7. Gaming addicts often develop obsessive cravings to play
“I had to delete all my passwords so I didn’t play. I had urges every day.”
This loss of control that gaming addicts describe is a common feature of all addictions. Gaming addicts play games because they can’t not play. There comes a point when will power is no longer effective.
In the later stages of gaming addiction, people may desperately want to stop or reduce the amount of time they play – but they find it impossible to do so.
In the final stages of gaming addiction, gamers will no longer derive pleasure from playing games – they may simply feel numb or detached when playing, whilst also feeling powerless to stop.
8. Gaming addiction amongst students
“I was falling behind. My grades were slipping as a result of playing too many games.”
It becomes harder to focus in lessons. There’s an assignment to complete for college but games seem so much more exciting. Suddenly, university lectures feel boring or too much hard work, compared to the thrill of playing games. It’s hard to get up in the morning after playing games all night.
With an obsessive and addictive process, things that once seemed important get sidelined. Students who are struggling with their work turn to games, feeling a greater sense of control, success or achievement in their gaming worlds.
9. Gaming and chasing losses
“Sometimes I’d come home and I’d want to go to bed but knew I had points so had to play a game. Then if I lost I had to play another game.”
All addicts seek certain sensations, often pursuing them relentlessly. As with gambling addiction, losing can trigger gaming addicts to play for longer. They chase the feeling associated with winning or accumulating more.
In general, technology addiction centres around this need for an experience or effect. Social media addicts, for example, often associate a low number of likes or comments with feelings of disappointment or low self-worth. They post more frequently and spend more time online, to chase validation. With gaming, leader board positions and accumulation of points or status in games are also features that can feed into personal validation and addiction.
10. As with all addictions, gaming disorder is a symptom of underlying problems
“Gaming becomes a problem because you let other things slide – but it is not the root cause of the problem.”
Addiction treatment focuses on understanding the root causes of why people use or act in the way they do so that change becomes possible. When removed from the addictive habit, what strong emotions come to the surface? Are there problems or memories that feel overwhelming or hard to face? What is so uncomfortable about real life that addiction seems to be the only answer?

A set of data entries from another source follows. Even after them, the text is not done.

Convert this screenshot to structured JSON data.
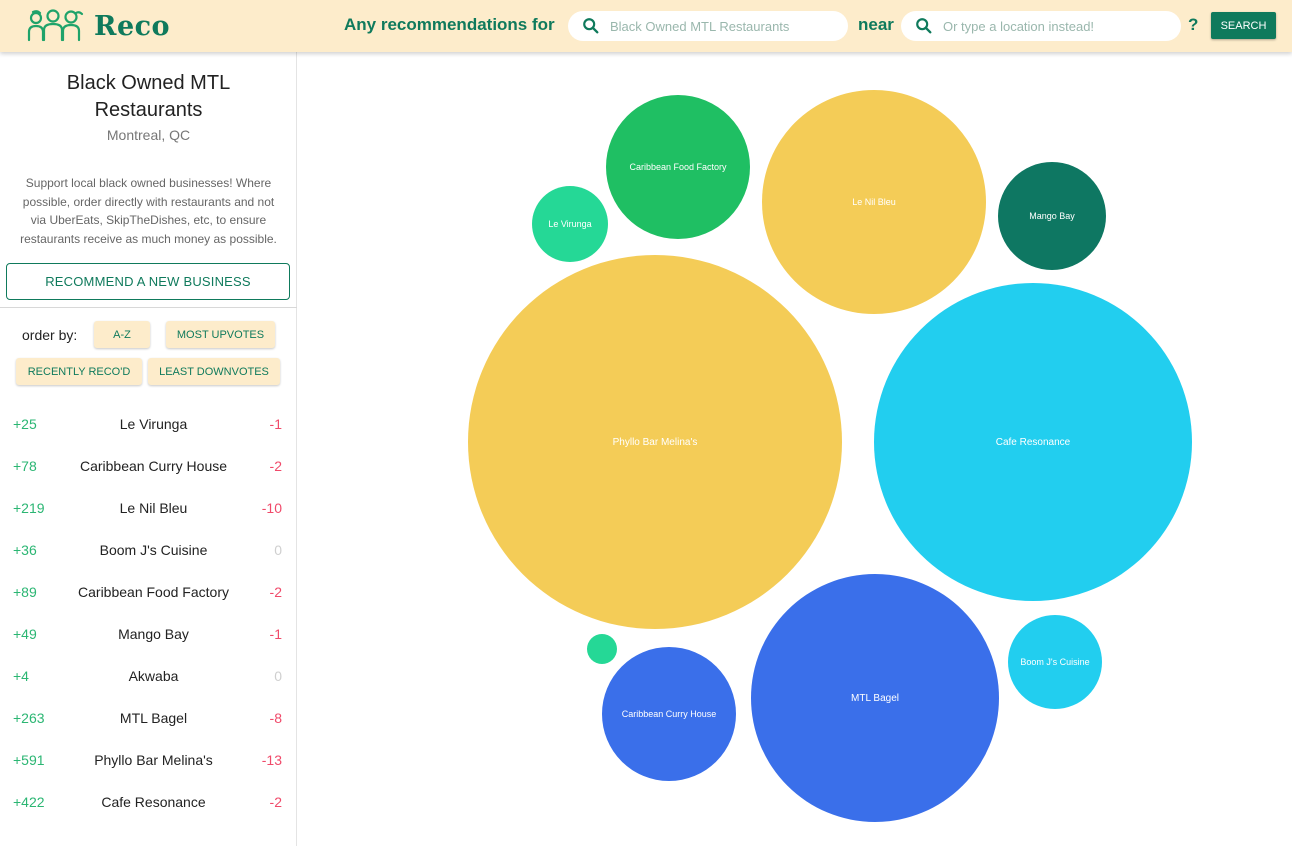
{
  "header": {
    "logo_text": "Reco",
    "prompt_any": "Any recommendations for",
    "prompt_near": "near",
    "topic_placeholder": "Black Owned MTL Restaurants",
    "location_placeholder": "Or type a location instead!",
    "help_label": "?",
    "search_label": "SEARCH"
  },
  "sidebar": {
    "title": "Black Owned MTL Restaurants",
    "location": "Montreal, QC",
    "description": "Support local black owned businesses! Where possible, order directly with restaurants and not via UberEats, SkipTheDishes, etc, to ensure restaurants receive as much money as possible.",
    "recommend_label": "RECOMMEND A NEW BUSINESS",
    "order_by_label": "order by:",
    "sort_options": [
      "A-Z",
      "MOST UPVOTES",
      "RECENTLY RECO'D",
      "LEAST DOWNVOTES"
    ]
  },
  "businesses": [
    {
      "up": "+25",
      "name": "Le Virunga",
      "down": "-1"
    },
    {
      "up": "+78",
      "name": "Caribbean Curry House",
      "down": "-2"
    },
    {
      "up": "+219",
      "name": "Le Nil Bleu",
      "down": "-10"
    },
    {
      "up": "+36",
      "name": "Boom J's Cuisine",
      "down": "0"
    },
    {
      "up": "+89",
      "name": "Caribbean Food Factory",
      "down": "-2"
    },
    {
      "up": "+49",
      "name": "Mango Bay",
      "down": "-1"
    },
    {
      "up": "+4",
      "name": "Akwaba",
      "down": "0"
    },
    {
      "up": "+263",
      "name": "MTL Bagel",
      "down": "-8"
    },
    {
      "up": "+591",
      "name": "Phyllo Bar Melina's",
      "down": "-13"
    },
    {
      "up": "+422",
      "name": "Cafe Resonance",
      "down": "-2"
    }
  ],
  "bubbles": [
    {
      "label": "Phyllo Bar Melina's",
      "color": "#f4cc57"
    },
    {
      "label": "Cafe Resonance",
      "color": "#22ceef"
    },
    {
      "label": "MTL Bagel",
      "color": "#3a6fea"
    },
    {
      "label": "Le Nil Bleu",
      "color": "#f4cc57"
    },
    {
      "label": "Caribbean Food Factory",
      "color": "#1fbf63"
    },
    {
      "label": "Caribbean Curry House",
      "color": "#3a6fea"
    },
    {
      "label": "Mango Bay",
      "color": "#0e7762"
    },
    {
      "label": "Boom J's Cuisine",
      "color": "#22ceef"
    },
    {
      "label": "Le Virunga",
      "color": "#25d896"
    },
    {
      "label": "",
      "color": "#25d896"
    }
  ],
  "colors": {
    "brand": "#0f7a5c",
    "header_bg": "#fdeccb",
    "upvote": "#2bb673",
    "downvote": "#f04a6a"
  }
}
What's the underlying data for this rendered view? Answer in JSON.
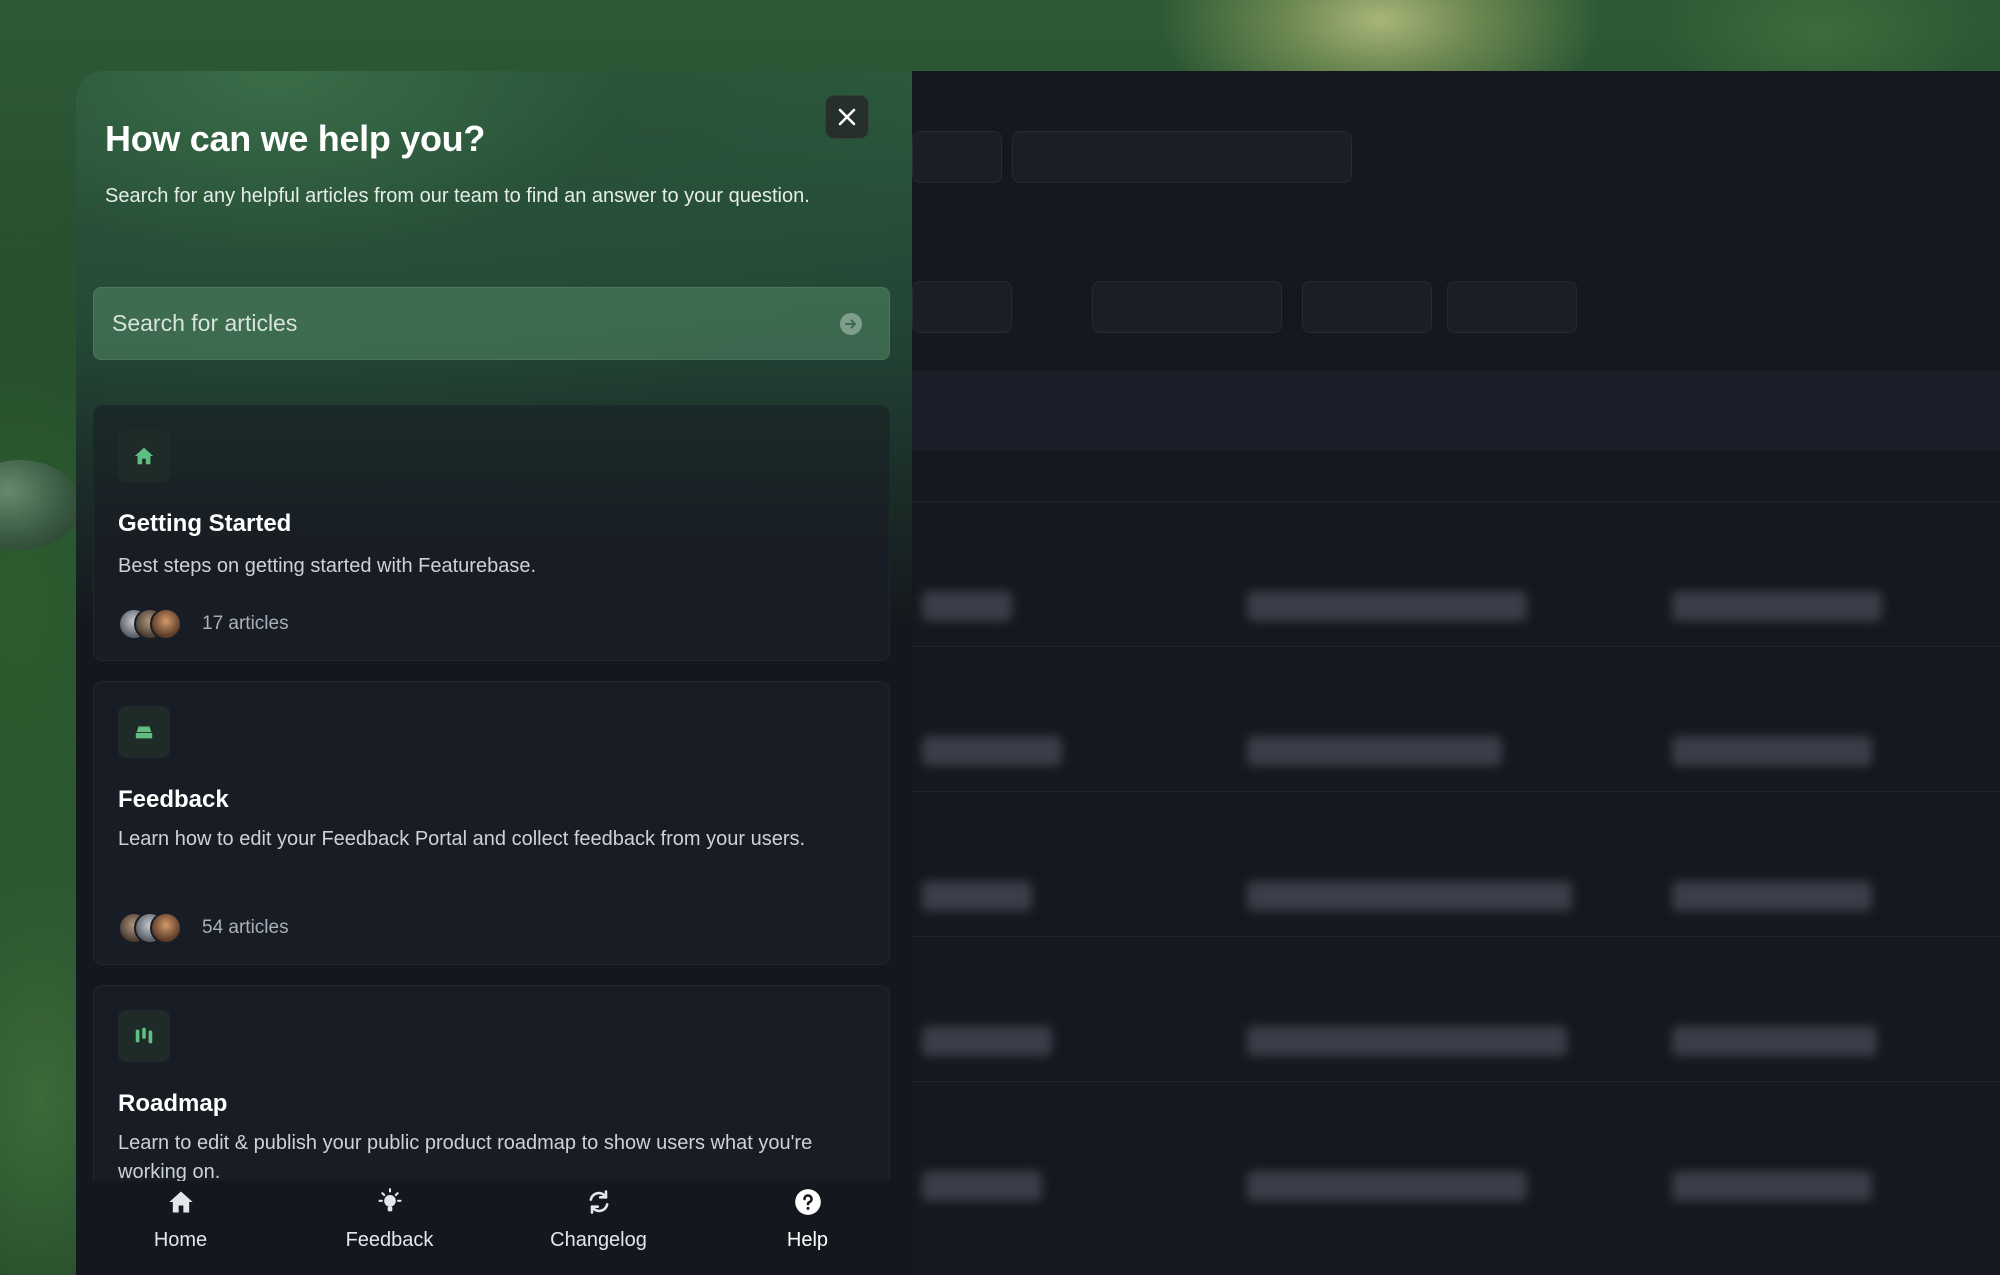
{
  "panel": {
    "title": "How can we help you?",
    "subtitle": "Search for any helpful articles from our team to find an answer to your question.",
    "search": {
      "placeholder": "Search for articles"
    },
    "close_icon": "close-icon"
  },
  "collections": [
    {
      "icon": "home-icon",
      "title": "Getting Started",
      "description": "Best steps on getting started with Featurebase.",
      "count": "17 articles"
    },
    {
      "icon": "inbox-icon",
      "title": "Feedback",
      "description": "Learn how to edit your Feedback Portal and collect feedback from your users.",
      "count": "54 articles"
    },
    {
      "icon": "roadmap-icon",
      "title": "Roadmap",
      "description": "Learn to edit & publish your public product roadmap to show users what you're working on."
    }
  ],
  "nav": [
    {
      "label": "Home",
      "icon": "home-icon"
    },
    {
      "label": "Feedback",
      "icon": "lightbulb-icon"
    },
    {
      "label": "Changelog",
      "icon": "refresh-icon"
    },
    {
      "label": "Help",
      "icon": "help-icon",
      "active": true
    }
  ],
  "colors": {
    "accent": "#4f9c6a",
    "panel_bg": "#14171d",
    "card_bg": "#181c24"
  }
}
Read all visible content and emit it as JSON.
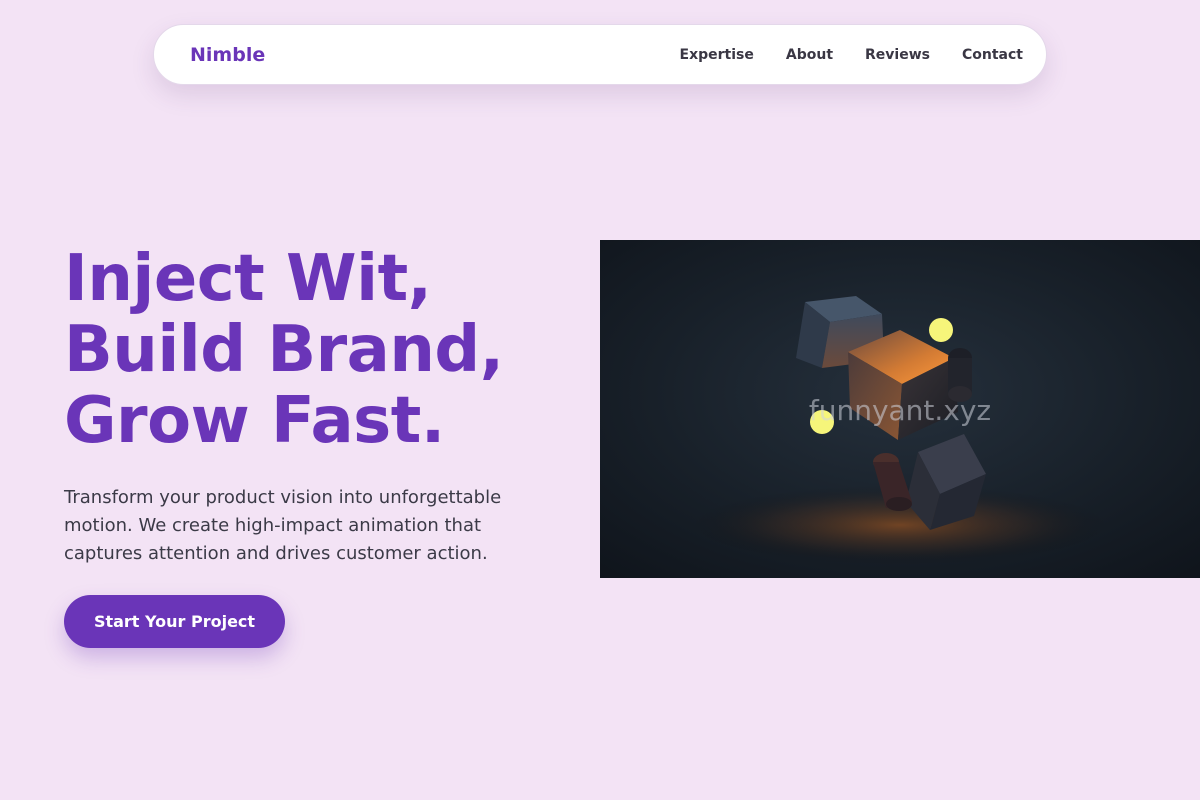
{
  "brand": {
    "name": "Nimble"
  },
  "nav": {
    "links": [
      "Expertise",
      "About",
      "Reviews",
      "Contact"
    ]
  },
  "hero": {
    "headline": [
      "Inject Wit,",
      "Build Brand,",
      "Grow Fast."
    ],
    "subtext": "Transform your product vision into unforgettable motion. We create high-impact animation that captures attention and drives customer action.",
    "cta_label": "Start Your Project",
    "image_watermark": "funnyant.xyz"
  },
  "colors": {
    "background": "#f3e3f5",
    "accent": "#6a35b8",
    "nav_bg": "#ffffff",
    "text_dark": "#3b3a47",
    "image_bg": "#161c26",
    "glow_orange": "#e0742a",
    "dot_yellow": "#f6f57a"
  },
  "icons": {
    "hero_image_subject": "floating-cubes-illustration"
  }
}
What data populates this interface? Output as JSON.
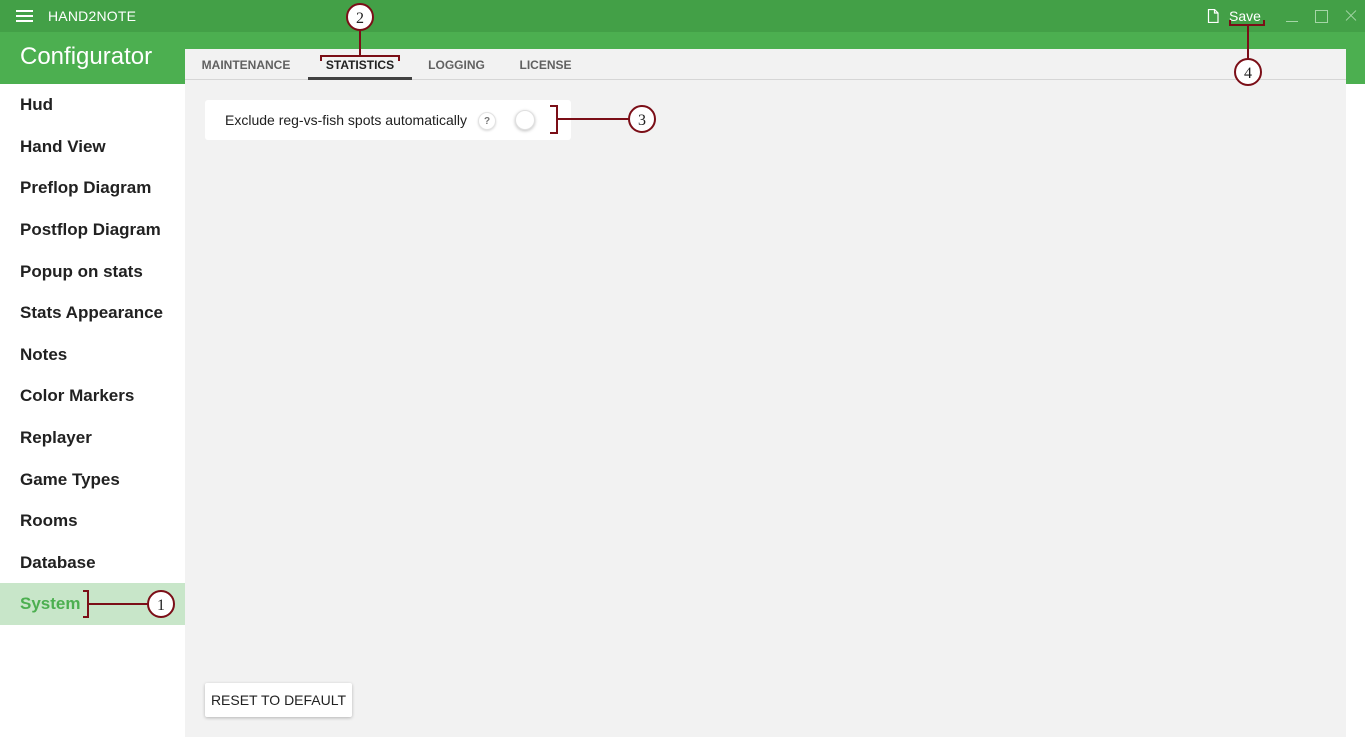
{
  "window": {
    "title": "HAND2NOTE",
    "save_label": "Save",
    "menu_icon": "hamburger-menu-icon",
    "save_icon": "document-icon",
    "accent_color": "#43a047"
  },
  "header": {
    "title": "Configurator"
  },
  "sidebar": {
    "items": [
      {
        "label": "Hud"
      },
      {
        "label": "Hand View"
      },
      {
        "label": "Preflop Diagram"
      },
      {
        "label": "Postflop Diagram"
      },
      {
        "label": "Popup on stats"
      },
      {
        "label": "Stats Appearance"
      },
      {
        "label": "Notes"
      },
      {
        "label": "Color Markers"
      },
      {
        "label": "Replayer"
      },
      {
        "label": "Game Types"
      },
      {
        "label": "Rooms"
      },
      {
        "label": "Database"
      },
      {
        "label": "System"
      }
    ],
    "active": "System",
    "active_color": "#4caf50"
  },
  "tabs": [
    {
      "label": "MAINTENANCE"
    },
    {
      "label": "STATISTICS"
    },
    {
      "label": "LOGGING"
    },
    {
      "label": "LICENSE"
    }
  ],
  "active_tab": "STATISTICS",
  "settings": {
    "exclude_reg_vs_fish": {
      "label": "Exclude reg-vs-fish spots automatically",
      "help": "?",
      "enabled": false
    }
  },
  "footer": {
    "reset_label": "RESET TO DEFAULT"
  },
  "callouts": [
    "1",
    "2",
    "3",
    "4"
  ],
  "callout_color": "#7b0e17"
}
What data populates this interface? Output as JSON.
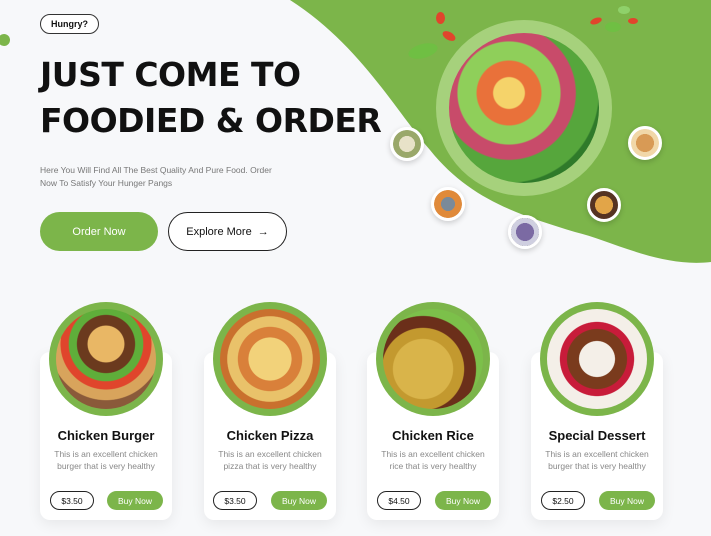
{
  "hero": {
    "tag": "Hungry?",
    "headline_line1": "JUST COME TO",
    "headline_line2": "FOODIED & ORDER",
    "subtext": "Here You Will Find All The Best Quality And Pure Food. Order Now To Satisfy Your Hunger Pangs",
    "order_button": "Order Now",
    "explore_button": "Explore More",
    "explore_arrow": "→"
  },
  "colors": {
    "accent": "#7cb54a",
    "accent_light": "#a6d17c",
    "background": "#f7f8fa"
  },
  "cards": [
    {
      "title": "Chicken Burger",
      "desc": "This is an excellent chicken burger that is very healthy",
      "price": "$3.50",
      "buy": "Buy Now"
    },
    {
      "title": "Chicken Pizza",
      "desc": "This is an excellent chicken pizza that is very healthy",
      "price": "$3.50",
      "buy": "Buy Now"
    },
    {
      "title": "Chicken Rice",
      "desc": "This is an excellent chicken rice that is very healthy",
      "price": "$4.50",
      "buy": "Buy Now"
    },
    {
      "title": "Special Dessert",
      "desc": "This is an excellent chicken burger that is very healthy",
      "price": "$2.50",
      "buy": "Buy Now"
    }
  ]
}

In residential rehab, intensive addiction treatment can uncover life-changing insights within a matter of days or weeks. Outpatient counselling can also be effective but it usually takes a little longer to get to the root of why people are addicted and how they can recover.
Addiction Helper can advise on addiction treatment in the UK and overseas, including specialist help for gaming addicts. If you recognise symptoms of gaming addiction in yourself or a loved one, please call us in confidence today.